- [EXERCISE DESCRIPTION] Output each of the entries exactly, skipping every picture they contain.

.....

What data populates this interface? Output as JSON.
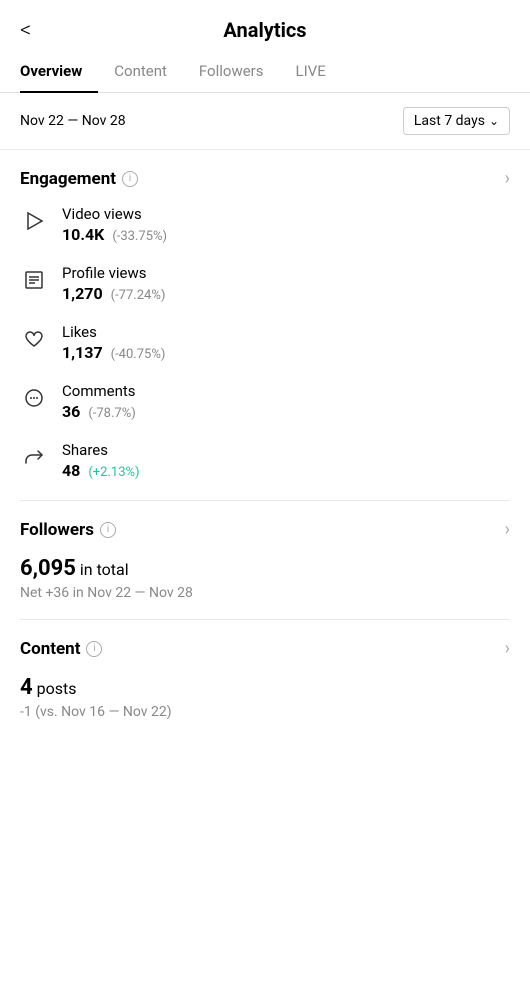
{
  "header": {
    "back_label": "<",
    "title": "Analytics"
  },
  "tabs": [
    {
      "id": "overview",
      "label": "Overview",
      "active": true
    },
    {
      "id": "content",
      "label": "Content",
      "active": false
    },
    {
      "id": "followers",
      "label": "Followers",
      "active": false
    },
    {
      "id": "live",
      "label": "LIVE",
      "active": false
    }
  ],
  "date_bar": {
    "range": "Nov 22 — Nov 28",
    "selector_label": "Last 7 days"
  },
  "engagement": {
    "section_title": "Engagement",
    "info_icon_label": "i",
    "metrics": [
      {
        "id": "video-views",
        "label": "Video views",
        "value": "10.4K",
        "change": "(-33.75%)",
        "positive": false
      },
      {
        "id": "profile-views",
        "label": "Profile views",
        "value": "1,270",
        "change": "(-77.24%)",
        "positive": false
      },
      {
        "id": "likes",
        "label": "Likes",
        "value": "1,137",
        "change": "(-40.75%)",
        "positive": false
      },
      {
        "id": "comments",
        "label": "Comments",
        "value": "36",
        "change": "(-78.7%)",
        "positive": false
      },
      {
        "id": "shares",
        "label": "Shares",
        "value": "48",
        "change": "(+2.13%)",
        "positive": true
      }
    ]
  },
  "followers": {
    "section_title": "Followers",
    "info_icon_label": "i",
    "total_count": "6,095",
    "in_total_label": "in total",
    "net_label": "Net +36 in Nov 22 — Nov 28"
  },
  "content": {
    "section_title": "Content",
    "info_icon_label": "i",
    "posts_count": "4",
    "posts_label": "posts",
    "compare_label": "-1 (vs. Nov 16 — Nov 22)"
  }
}
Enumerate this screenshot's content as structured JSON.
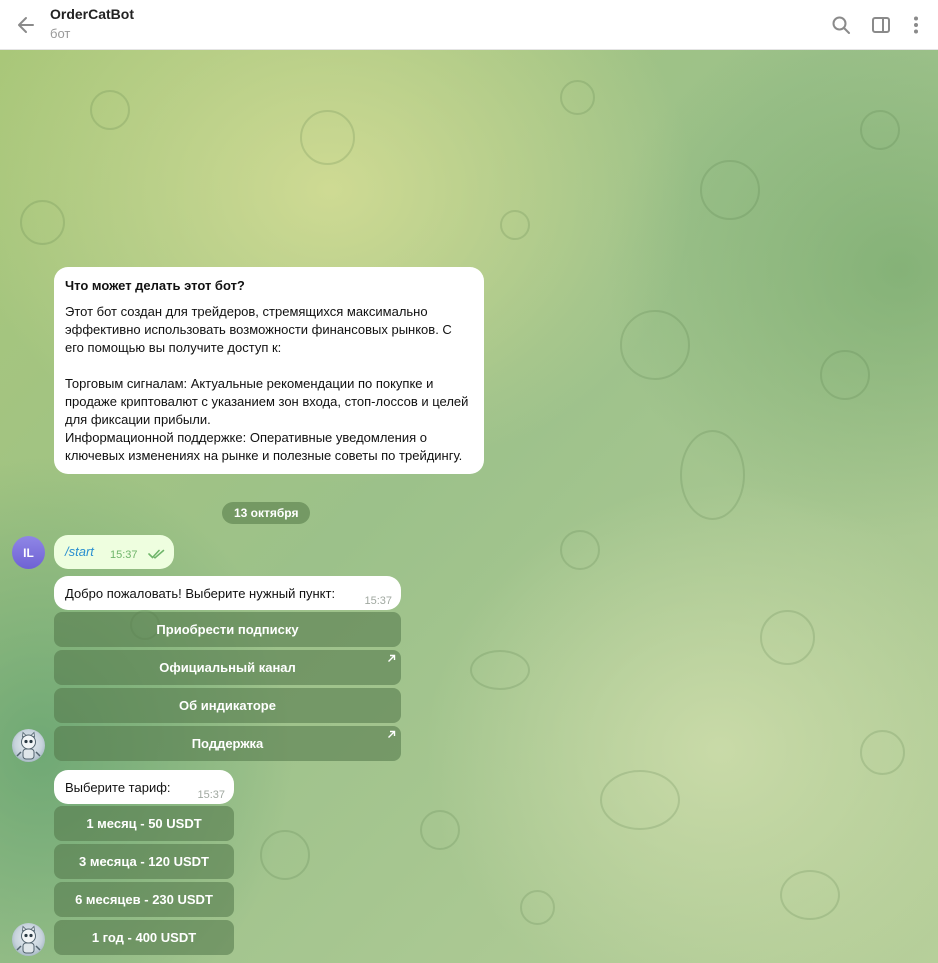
{
  "header": {
    "title": "OrderCatBot",
    "subtitle": "бот"
  },
  "info": {
    "title": "Что может делать этот бот?",
    "text": "Этот бот создан для трейдеров, стремящихся максимально эффективно использовать возможности финансовых рынков. С его помощью вы получите доступ к:\n\nТорговым сигналам: Актуальные рекомендации по покупке и продаже криптовалют с указанием зон входа, стоп-лоссов и целей для фиксации прибыли.\nИнформационной поддержке: Оперативные уведомления о ключевых изменениях на рынке и полезные советы по трейдингу."
  },
  "date_chip": "13 октября",
  "user": {
    "initials": "IL",
    "message": "/start",
    "time": "15:37"
  },
  "bot_msg1": {
    "text": "Добро пожаловать! Выберите нужный пункт:",
    "time": "15:37",
    "buttons": [
      {
        "label": "Приобрести подписку",
        "external": false
      },
      {
        "label": "Официальный канал",
        "external": true
      },
      {
        "label": "Об индикаторе",
        "external": false
      },
      {
        "label": "Поддержка",
        "external": true
      }
    ]
  },
  "bot_msg2": {
    "text": "Выберите тариф:",
    "time": "15:37",
    "buttons": [
      {
        "label": "1 месяц - 50 USDT"
      },
      {
        "label": "3 месяца - 120 USDT"
      },
      {
        "label": "6 месяцев - 230 USDT"
      },
      {
        "label": "1 год - 400 USDT"
      }
    ]
  },
  "icons": {
    "back": "arrow-left-icon",
    "search": "search-icon",
    "sidebar": "sidebar-toggle-icon",
    "menu": "more-vertical-icon",
    "external": "external-link-arrow-icon",
    "read": "double-check-icon"
  },
  "colors": {
    "header_bg": "#ffffff",
    "bubble_in": "#ffffff",
    "bubble_out": "#eefedf",
    "keyboard_button": "#55784b",
    "link": "#2a8fd0",
    "user_avatar": "#7a6fe0"
  }
}
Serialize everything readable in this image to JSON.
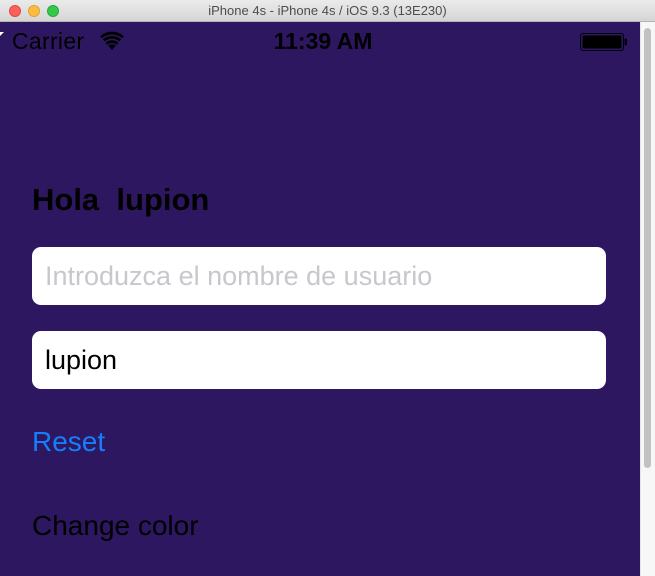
{
  "window": {
    "title": "iPhone 4s - iPhone 4s / iOS 9.3 (13E230)"
  },
  "statusbar": {
    "carrier": "Carrier",
    "time": "11:39 AM",
    "wifi_icon": "wifi-icon",
    "battery_icon": "battery-icon"
  },
  "app": {
    "greeting": "Hola  lupion",
    "username_placeholder": "Introduzca el nombre de usuario",
    "username_value": "",
    "name_value": "lupion",
    "reset_label": "Reset",
    "change_color_label": "Change color"
  },
  "colors": {
    "background": "#2d1760",
    "accent": "#157efb",
    "field": "#ffffff"
  }
}
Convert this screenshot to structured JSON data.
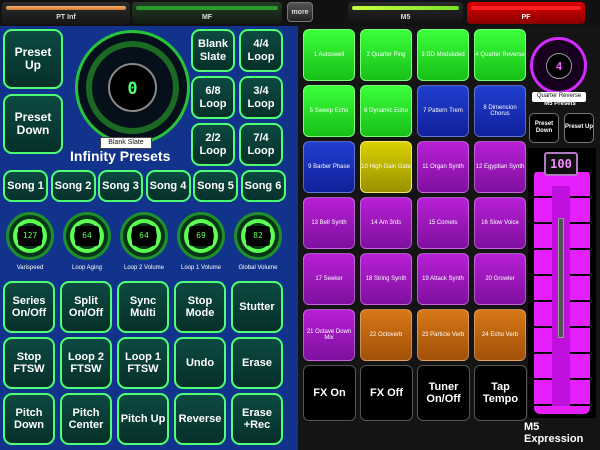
{
  "tabs": {
    "pt": "PT Inf",
    "mf": "MF",
    "more": "more",
    "m5": "M5",
    "pf": "PF"
  },
  "colors": {
    "accent_green": "#4dff72",
    "left_bg": "#11338c",
    "m5_purple": "#e61fff",
    "pf_red": "#ff2020"
  },
  "infinity": {
    "preset_up": "Preset Up",
    "preset_down": "Preset Down",
    "dial_value": "0",
    "dial_caption": "Blank Slate",
    "title": "Infinity Presets",
    "loops": [
      "Blank Slate",
      "4/4 Loop",
      "6/8 Loop",
      "3/4 Loop",
      "2/2 Loop",
      "7/4 Loop"
    ],
    "songs": [
      "Song 1",
      "Song 2",
      "Song 3",
      "Song 4",
      "Song 5",
      "Song 6"
    ],
    "knobs": [
      {
        "value": "127",
        "label": "Varispeed"
      },
      {
        "value": "64",
        "label": "Loop Aging"
      },
      {
        "value": "64",
        "label": "Loop 2 Volume"
      },
      {
        "value": "69",
        "label": "Loop 1 Volume"
      },
      {
        "value": "82",
        "label": "Global Volume"
      }
    ],
    "controls": [
      [
        "Series On/Off",
        "Split On/Off",
        "Sync Multi",
        "Stop Mode",
        "Stutter"
      ],
      [
        "Stop FTSW",
        "Loop 2 FTSW",
        "Loop 1 FTSW",
        "Undo",
        "Erase"
      ],
      [
        "Pitch Down",
        "Pitch Center",
        "Pitch Up",
        "Reverse",
        "Erase +Rec"
      ]
    ]
  },
  "m5_presets": [
    {
      "label": "1 Autoswell",
      "color": "green"
    },
    {
      "label": "2 Quarter Ping",
      "color": "green"
    },
    {
      "label": "3 DD Modulated",
      "color": "green"
    },
    {
      "label": "4 Quarter Reverse",
      "color": "green"
    },
    {
      "label": "5 Sweep Echo",
      "color": "green"
    },
    {
      "label": "6 Dynamic Echo",
      "color": "green"
    },
    {
      "label": "7 Pattern Trem",
      "color": "blue"
    },
    {
      "label": "8 Dimension Chorus",
      "color": "blue"
    },
    {
      "label": "9 Barber Phase",
      "color": "blue"
    },
    {
      "label": "10 High Gain Gate",
      "color": "yellow"
    },
    {
      "label": "11 Organ Synth",
      "color": "purple"
    },
    {
      "label": "12 Egyptian Synth",
      "color": "purple"
    },
    {
      "label": "13 Bell Synth",
      "color": "purple"
    },
    {
      "label": "14 Am 3rds",
      "color": "purple"
    },
    {
      "label": "15 Comets",
      "color": "purple"
    },
    {
      "label": "16 Slow Voice",
      "color": "purple"
    },
    {
      "label": "17 Seeker",
      "color": "purple"
    },
    {
      "label": "18 String Synth",
      "color": "purple"
    },
    {
      "label": "19 Attack Synth",
      "color": "purple"
    },
    {
      "label": "20 Growler",
      "color": "purple"
    },
    {
      "label": "21 Octave Down Mix",
      "color": "purple"
    },
    {
      "label": "22 Octoverb",
      "color": "orange"
    },
    {
      "label": "23 Particle Verb",
      "color": "orange"
    },
    {
      "label": "24 Echo Verb",
      "color": "orange"
    }
  ],
  "fx_buttons": [
    "FX On",
    "FX Off",
    "Tuner On/Off",
    "Tap Tempo"
  ],
  "m5_panel": {
    "dial_value": "4",
    "caption": "Quarter Reverse",
    "presets_label": "M5 Presets",
    "preset_down": "Preset Down",
    "preset_up": "Preset Up",
    "expression_value": "100",
    "expression_level": 1.0,
    "expression_label": "M5 Expression"
  }
}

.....

- [OUTPUT FOR THIS TASK]
What data populates this interface? Output as JSON.
{
  "header": {
    "back_label": "<",
    "title": "Analytics"
  },
  "tabs": [
    {
      "id": "overview",
      "label": "Overview",
      "active": true
    },
    {
      "id": "content",
      "label": "Content",
      "active": false
    },
    {
      "id": "followers",
      "label": "Followers",
      "active": false
    },
    {
      "id": "live",
      "label": "LIVE",
      "active": false
    }
  ],
  "date_bar": {
    "range": "Nov 22 — Nov 28",
    "selector_label": "Last 7 days"
  },
  "engagement": {
    "section_title": "Engagement",
    "info_icon_label": "i",
    "metrics": [
      {
        "id": "video-views",
        "label": "Video views",
        "value": "10.4K",
        "change": "(-33.75%)",
        "positive": false
      },
      {
        "id": "profile-views",
        "label": "Profile views",
        "value": "1,270",
        "change": "(-77.24%)",
        "positive": false
      },
      {
        "id": "likes",
        "label": "Likes",
        "value": "1,137",
        "change": "(-40.75%)",
        "positive": false
      },
      {
        "id": "comments",
        "label": "Comments",
        "value": "36",
        "change": "(-78.7%)",
        "positive": false
      },
      {
        "id": "shares",
        "label": "Shares",
        "value": "48",
        "change": "(+2.13%)",
        "positive": true
      }
    ]
  },
  "followers": {
    "section_title": "Followers",
    "info_icon_label": "i",
    "total_count": "6,095",
    "in_total_label": "in total",
    "net_label": "Net +36 in Nov 22 — Nov 28"
  },
  "content": {
    "section_title": "Content",
    "info_icon_label": "i",
    "posts_count": "4",
    "posts_label": "posts",
    "compare_label": "-1 (vs. Nov 16 — Nov 22)"
  }
}
Enumerate this screenshot's content as structured JSON.
{
  "header": {
    "title": "OrderCatBot",
    "subtitle": "бот"
  },
  "info": {
    "title": "Что может делать этот бот?",
    "text": "Этот бот создан для трейдеров, стремящихся максимально эффективно использовать возможности финансовых рынков. С его помощью вы получите доступ к:\n\nТорговым сигналам: Актуальные рекомендации по покупке и продаже криптовалют с указанием зон входа, стоп-лоссов и целей для фиксации прибыли.\nИнформационной поддержке: Оперативные уведомления о ключевых изменениях на рынке и полезные советы по трейдингу."
  },
  "date_chip": "13 октября",
  "user": {
    "initials": "IL",
    "message": "/start",
    "time": "15:37"
  },
  "bot_msg1": {
    "text": "Добро пожаловать! Выберите нужный пункт:",
    "time": "15:37",
    "buttons": [
      {
        "label": "Приобрести подписку",
        "external": false
      },
      {
        "label": "Официальный канал",
        "external": true
      },
      {
        "label": "Об индикаторе",
        "external": false
      },
      {
        "label": "Поддержка",
        "external": true
      }
    ]
  },
  "bot_msg2": {
    "text": "Выберите тариф:",
    "time": "15:37",
    "buttons": [
      {
        "label": "1 месяц - 50 USDT"
      },
      {
        "label": "3 месяца - 120 USDT"
      },
      {
        "label": "6 месяцев - 230 USDT"
      },
      {
        "label": "1 год - 400 USDT"
      }
    ]
  },
  "icons": {
    "back": "arrow-left-icon",
    "search": "search-icon",
    "sidebar": "sidebar-toggle-icon",
    "menu": "more-vertical-icon",
    "external": "external-link-arrow-icon",
    "read": "double-check-icon"
  },
  "colors": {
    "header_bg": "#ffffff",
    "bubble_in": "#ffffff",
    "bubble_out": "#eefedf",
    "keyboard_button": "#55784b",
    "link": "#2a8fd0",
    "user_avatar": "#7a6fe0"
  }
}
Serialize everything readable in this image to JSON.
{
  "window": {
    "title": "iPhone 4s - iPhone 4s / iOS 9.3 (13E230)"
  },
  "statusbar": {
    "carrier": "Carrier",
    "time": "11:39 AM",
    "wifi_icon": "wifi-icon",
    "battery_icon": "battery-icon"
  },
  "app": {
    "greeting": "Hola  lupion",
    "username_placeholder": "Introduzca el nombre de usuario",
    "username_value": "",
    "name_value": "lupion",
    "reset_label": "Reset",
    "change_color_label": "Change color"
  },
  "colors": {
    "background": "#2d1760",
    "accent": "#157efb",
    "field": "#ffffff"
  }
}
Convert this screenshot to structured JSON data.
{
  "tabs": {
    "pt": "PT Inf",
    "mf": "MF",
    "more": "more",
    "m5": "M5",
    "pf": "PF"
  },
  "colors": {
    "accent_green": "#4dff72",
    "left_bg": "#11338c",
    "m5_purple": "#e61fff",
    "pf_red": "#ff2020"
  },
  "infinity": {
    "preset_up": "Preset Up",
    "preset_down": "Preset Down",
    "dial_value": "0",
    "dial_caption": "Blank Slate",
    "title": "Infinity Presets",
    "loops": [
      "Blank Slate",
      "4/4 Loop",
      "6/8 Loop",
      "3/4 Loop",
      "2/2 Loop",
      "7/4 Loop"
    ],
    "songs": [
      "Song 1",
      "Song 2",
      "Song 3",
      "Song 4",
      "Song 5",
      "Song 6"
    ],
    "knobs": [
      {
        "value": "127",
        "label": "Varispeed"
      },
      {
        "value": "64",
        "label": "Loop Aging"
      },
      {
        "value": "64",
        "label": "Loop 2 Volume"
      },
      {
        "value": "69",
        "label": "Loop 1 Volume"
      },
      {
        "value": "82",
        "label": "Global Volume"
      }
    ],
    "controls": [
      [
        "Series On/Off",
        "Split On/Off",
        "Sync Multi",
        "Stop Mode",
        "Stutter"
      ],
      [
        "Stop FTSW",
        "Loop 2 FTSW",
        "Loop 1 FTSW",
        "Undo",
        "Erase"
      ],
      [
        "Pitch Down",
        "Pitch Center",
        "Pitch Up",
        "Reverse",
        "Erase +Rec"
      ]
    ]
  },
  "m5_presets": [
    {
      "label": "1 Autoswell",
      "color": "green"
    },
    {
      "label": "2 Quarter Ping",
      "color": "green"
    },
    {
      "label": "3 DD Modulated",
      "color": "green"
    },
    {
      "label": "4 Quarter Reverse",
      "color": "green"
    },
    {
      "label": "5 Sweep Echo",
      "color": "green"
    },
    {
      "label": "6 Dynamic Echo",
      "color": "green"
    },
    {
      "label": "7 Pattern Trem",
      "color": "blue"
    },
    {
      "label": "8 Dimension Chorus",
      "color": "blue"
    },
    {
      "label": "9 Barber Phase",
      "color": "blue"
    },
    {
      "label": "10 High Gain Gate",
      "color": "yellow"
    },
    {
      "label": "11 Organ Synth",
      "color": "purple"
    },
    {
      "label": "12 Egyptian Synth",
      "color": "purple"
    },
    {
      "label": "13 Bell Synth",
      "color": "purple"
    },
    {
      "label": "14 Am 3rds",
      "color": "purple"
    },
    {
      "label": "15 Comets",
      "color": "purple"
    },
    {
      "label": "16 Slow Voice",
      "color": "purple"
    },
    {
      "label": "17 Seeker",
      "color": "purple"
    },
    {
      "label": "18 String Synth",
      "color": "purple"
    },
    {
      "label": "19 Attack Synth",
      "color": "purple"
    },
    {
      "label": "20 Growler",
      "color": "purple"
    },
    {
      "label": "21 Octave Down Mix",
      "color": "purple"
    },
    {
      "label": "22 Octoverb",
      "color": "orange"
    },
    {
      "label": "23 Particle Verb",
      "color": "orange"
    },
    {
      "label": "24 Echo Verb",
      "color": "orange"
    }
  ],
  "fx_buttons": [
    "FX On",
    "FX Off",
    "Tuner On/Off",
    "Tap Tempo"
  ],
  "m5_panel": {
    "dial_value": "4",
    "caption": "Quarter Reverse",
    "presets_label": "M5 Presets",
    "preset_down": "Preset Down",
    "preset_up": "Preset Up",
    "expression_value": "100",
    "expression_level": 1.0,
    "expression_label": "M5 Expression"
  }
}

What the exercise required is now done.